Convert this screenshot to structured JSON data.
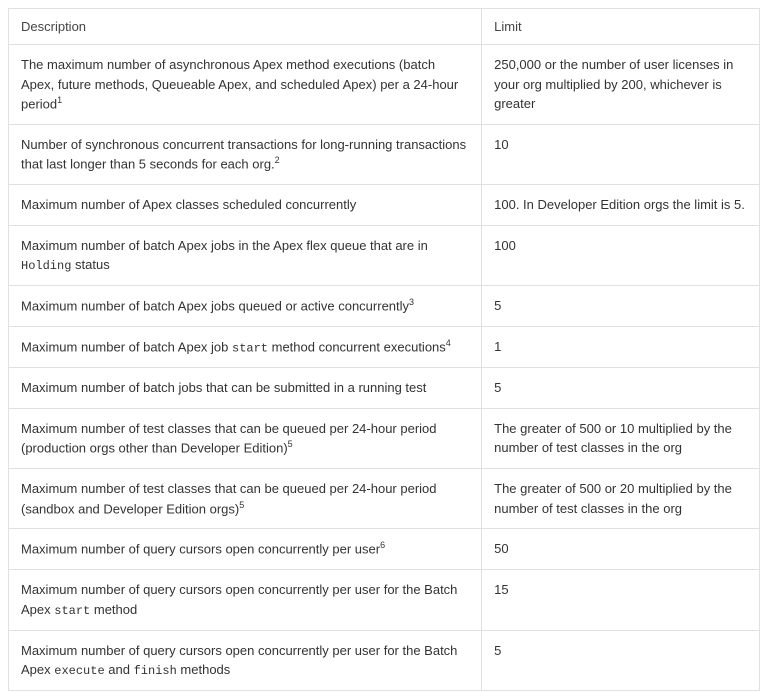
{
  "table": {
    "headers": {
      "description": "Description",
      "limit": "Limit"
    },
    "rows": [
      {
        "desc_parts": [
          {
            "t": "text",
            "v": "The maximum number of asynchronous Apex method executions (batch Apex, future methods, Queueable Apex, and scheduled Apex) per a 24-hour period"
          },
          {
            "t": "sup",
            "v": "1"
          }
        ],
        "limit_parts": [
          {
            "t": "text",
            "v": "250,000 or the number of user licenses in your org multiplied by 200, whichever is greater"
          }
        ]
      },
      {
        "desc_parts": [
          {
            "t": "text",
            "v": "Number of synchronous concurrent transactions for long-running transactions that last longer than 5 seconds for each org."
          },
          {
            "t": "sup",
            "v": "2"
          }
        ],
        "limit_parts": [
          {
            "t": "text",
            "v": "10"
          }
        ]
      },
      {
        "desc_parts": [
          {
            "t": "text",
            "v": "Maximum number of Apex classes scheduled concurrently"
          }
        ],
        "limit_parts": [
          {
            "t": "text",
            "v": "100. In Developer Edition orgs the limit is 5."
          }
        ]
      },
      {
        "desc_parts": [
          {
            "t": "text",
            "v": "Maximum number of batch Apex jobs in the Apex flex queue that are in "
          },
          {
            "t": "code",
            "v": "Holding"
          },
          {
            "t": "text",
            "v": " status"
          }
        ],
        "limit_parts": [
          {
            "t": "text",
            "v": "100"
          }
        ]
      },
      {
        "desc_parts": [
          {
            "t": "text",
            "v": "Maximum number of batch Apex jobs queued or active concurrently"
          },
          {
            "t": "sup",
            "v": "3"
          }
        ],
        "limit_parts": [
          {
            "t": "text",
            "v": "5"
          }
        ]
      },
      {
        "desc_parts": [
          {
            "t": "text",
            "v": "Maximum number of batch Apex job "
          },
          {
            "t": "code",
            "v": "start"
          },
          {
            "t": "text",
            "v": " method concurrent executions"
          },
          {
            "t": "sup",
            "v": "4"
          }
        ],
        "limit_parts": [
          {
            "t": "text",
            "v": "1"
          }
        ]
      },
      {
        "desc_parts": [
          {
            "t": "text",
            "v": "Maximum number of batch jobs that can be submitted in a running test"
          }
        ],
        "limit_parts": [
          {
            "t": "text",
            "v": "5"
          }
        ]
      },
      {
        "desc_parts": [
          {
            "t": "text",
            "v": "Maximum number of test classes that can be queued per 24-hour period (production orgs other than Developer Edition)"
          },
          {
            "t": "sup",
            "v": "5"
          }
        ],
        "limit_parts": [
          {
            "t": "text",
            "v": "The greater of 500 or 10 multiplied by the number of test classes in the org"
          }
        ]
      },
      {
        "desc_parts": [
          {
            "t": "text",
            "v": "Maximum number of test classes that can be queued per 24-hour period (sandbox and Developer Edition orgs)"
          },
          {
            "t": "sup",
            "v": "5"
          }
        ],
        "limit_parts": [
          {
            "t": "text",
            "v": "The greater of 500 or 20 multiplied by the number of test classes in the org"
          }
        ]
      },
      {
        "desc_parts": [
          {
            "t": "text",
            "v": "Maximum number of query cursors open concurrently per user"
          },
          {
            "t": "sup",
            "v": "6"
          }
        ],
        "limit_parts": [
          {
            "t": "text",
            "v": "50"
          }
        ]
      },
      {
        "desc_parts": [
          {
            "t": "text",
            "v": "Maximum number of query cursors open concurrently per user for the Batch Apex "
          },
          {
            "t": "code",
            "v": "start"
          },
          {
            "t": "text",
            "v": " method"
          }
        ],
        "limit_parts": [
          {
            "t": "text",
            "v": "15"
          }
        ]
      },
      {
        "desc_parts": [
          {
            "t": "text",
            "v": "Maximum number of query cursors open concurrently per user for the Batch Apex "
          },
          {
            "t": "code",
            "v": "execute"
          },
          {
            "t": "text",
            "v": " and "
          },
          {
            "t": "code",
            "v": "finish"
          },
          {
            "t": "text",
            "v": " methods"
          }
        ],
        "limit_parts": [
          {
            "t": "text",
            "v": "5"
          }
        ]
      }
    ]
  }
}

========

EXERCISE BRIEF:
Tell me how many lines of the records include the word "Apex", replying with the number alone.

EXPECTED ANSWER:
7